#### SUPPLIED DATA ####
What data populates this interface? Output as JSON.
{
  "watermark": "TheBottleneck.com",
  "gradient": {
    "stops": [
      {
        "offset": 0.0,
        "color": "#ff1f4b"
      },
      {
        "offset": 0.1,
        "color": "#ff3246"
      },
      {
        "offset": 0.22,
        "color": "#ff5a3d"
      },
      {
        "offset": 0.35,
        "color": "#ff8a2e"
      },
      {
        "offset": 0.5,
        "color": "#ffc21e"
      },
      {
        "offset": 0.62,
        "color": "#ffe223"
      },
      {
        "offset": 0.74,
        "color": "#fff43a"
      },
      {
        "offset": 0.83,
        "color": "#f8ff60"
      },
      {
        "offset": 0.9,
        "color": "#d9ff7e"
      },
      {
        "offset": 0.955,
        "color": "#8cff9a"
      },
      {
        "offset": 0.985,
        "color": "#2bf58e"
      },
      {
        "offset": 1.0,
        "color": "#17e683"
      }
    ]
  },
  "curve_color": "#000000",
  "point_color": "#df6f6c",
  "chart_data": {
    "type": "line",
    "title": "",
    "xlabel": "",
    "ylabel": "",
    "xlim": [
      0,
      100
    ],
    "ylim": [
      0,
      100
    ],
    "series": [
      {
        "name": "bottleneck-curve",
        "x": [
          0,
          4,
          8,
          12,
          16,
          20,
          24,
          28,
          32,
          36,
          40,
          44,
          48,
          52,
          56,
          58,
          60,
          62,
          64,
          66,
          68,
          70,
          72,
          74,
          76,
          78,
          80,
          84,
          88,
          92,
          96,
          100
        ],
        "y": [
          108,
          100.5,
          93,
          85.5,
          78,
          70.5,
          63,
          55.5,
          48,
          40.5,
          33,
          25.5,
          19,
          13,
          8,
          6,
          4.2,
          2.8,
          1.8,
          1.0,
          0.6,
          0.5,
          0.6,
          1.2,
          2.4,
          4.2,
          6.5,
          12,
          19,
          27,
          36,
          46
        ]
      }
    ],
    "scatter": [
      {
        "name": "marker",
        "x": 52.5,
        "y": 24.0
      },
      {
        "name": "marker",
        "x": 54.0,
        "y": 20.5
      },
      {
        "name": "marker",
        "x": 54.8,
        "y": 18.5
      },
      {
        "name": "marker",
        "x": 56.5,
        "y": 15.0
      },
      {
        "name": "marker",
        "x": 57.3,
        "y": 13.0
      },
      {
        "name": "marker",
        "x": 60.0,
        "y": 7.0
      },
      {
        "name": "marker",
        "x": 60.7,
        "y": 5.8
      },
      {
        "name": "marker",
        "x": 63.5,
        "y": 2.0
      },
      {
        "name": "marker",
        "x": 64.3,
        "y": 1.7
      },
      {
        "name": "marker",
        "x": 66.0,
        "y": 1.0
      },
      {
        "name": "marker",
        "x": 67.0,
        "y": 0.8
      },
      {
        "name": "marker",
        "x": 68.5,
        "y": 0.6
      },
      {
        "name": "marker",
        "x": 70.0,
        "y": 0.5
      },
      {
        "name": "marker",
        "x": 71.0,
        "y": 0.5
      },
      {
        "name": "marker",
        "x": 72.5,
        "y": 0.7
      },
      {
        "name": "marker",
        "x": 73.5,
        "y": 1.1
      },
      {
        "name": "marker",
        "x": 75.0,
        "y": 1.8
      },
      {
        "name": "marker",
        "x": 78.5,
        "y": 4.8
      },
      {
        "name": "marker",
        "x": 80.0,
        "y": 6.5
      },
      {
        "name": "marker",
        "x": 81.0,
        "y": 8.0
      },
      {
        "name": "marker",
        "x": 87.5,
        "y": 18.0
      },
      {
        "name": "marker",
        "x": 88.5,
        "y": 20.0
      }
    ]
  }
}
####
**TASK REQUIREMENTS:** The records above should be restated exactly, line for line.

**EXERCISE RESULT:**
What data populates this interface? Output as JSON.
{
  "watermark": "TheBottleneck.com",
  "gradient": {
    "stops": [
      {
        "offset": 0.0,
        "color": "#ff1f4b"
      },
      {
        "offset": 0.1,
        "color": "#ff3246"
      },
      {
        "offset": 0.22,
        "color": "#ff5a3d"
      },
      {
        "offset": 0.35,
        "color": "#ff8a2e"
      },
      {
        "offset": 0.5,
        "color": "#ffc21e"
      },
      {
        "offset": 0.62,
        "color": "#ffe223"
      },
      {
        "offset": 0.74,
        "color": "#fff43a"
      },
      {
        "offset": 0.83,
        "color": "#f8ff60"
      },
      {
        "offset": 0.9,
        "color": "#d9ff7e"
      },
      {
        "offset": 0.955,
        "color": "#8cff9a"
      },
      {
        "offset": 0.985,
        "color": "#2bf58e"
      },
      {
        "offset": 1.0,
        "color": "#17e683"
      }
    ]
  },
  "curve_color": "#000000",
  "point_color": "#df6f6c",
  "chart_data": {
    "type": "line",
    "title": "",
    "xlabel": "",
    "ylabel": "",
    "xlim": [
      0,
      100
    ],
    "ylim": [
      0,
      100
    ],
    "series": [
      {
        "name": "bottleneck-curve",
        "x": [
          0,
          4,
          8,
          12,
          16,
          20,
          24,
          28,
          32,
          36,
          40,
          44,
          48,
          52,
          56,
          58,
          60,
          62,
          64,
          66,
          68,
          70,
          72,
          74,
          76,
          78,
          80,
          84,
          88,
          92,
          96,
          100
        ],
        "y": [
          108,
          100.5,
          93,
          85.5,
          78,
          70.5,
          63,
          55.5,
          48,
          40.5,
          33,
          25.5,
          19,
          13,
          8,
          6,
          4.2,
          2.8,
          1.8,
          1.0,
          0.6,
          0.5,
          0.6,
          1.2,
          2.4,
          4.2,
          6.5,
          12,
          19,
          27,
          36,
          46
        ]
      }
    ],
    "scatter": [
      {
        "name": "marker",
        "x": 52.5,
        "y": 24.0
      },
      {
        "name": "marker",
        "x": 54.0,
        "y": 20.5
      },
      {
        "name": "marker",
        "x": 54.8,
        "y": 18.5
      },
      {
        "name": "marker",
        "x": 56.5,
        "y": 15.0
      },
      {
        "name": "marker",
        "x": 57.3,
        "y": 13.0
      },
      {
        "name": "marker",
        "x": 60.0,
        "y": 7.0
      },
      {
        "name": "marker",
        "x": 60.7,
        "y": 5.8
      },
      {
        "name": "marker",
        "x": 63.5,
        "y": 2.0
      },
      {
        "name": "marker",
        "x": 64.3,
        "y": 1.7
      },
      {
        "name": "marker",
        "x": 66.0,
        "y": 1.0
      },
      {
        "name": "marker",
        "x": 67.0,
        "y": 0.8
      },
      {
        "name": "marker",
        "x": 68.5,
        "y": 0.6
      },
      {
        "name": "marker",
        "x": 70.0,
        "y": 0.5
      },
      {
        "name": "marker",
        "x": 71.0,
        "y": 0.5
      },
      {
        "name": "marker",
        "x": 72.5,
        "y": 0.7
      },
      {
        "name": "marker",
        "x": 73.5,
        "y": 1.1
      },
      {
        "name": "marker",
        "x": 75.0,
        "y": 1.8
      },
      {
        "name": "marker",
        "x": 78.5,
        "y": 4.8
      },
      {
        "name": "marker",
        "x": 80.0,
        "y": 6.5
      },
      {
        "name": "marker",
        "x": 81.0,
        "y": 8.0
      },
      {
        "name": "marker",
        "x": 87.5,
        "y": 18.0
      },
      {
        "name": "marker",
        "x": 88.5,
        "y": 20.0
      }
    ]
  }
}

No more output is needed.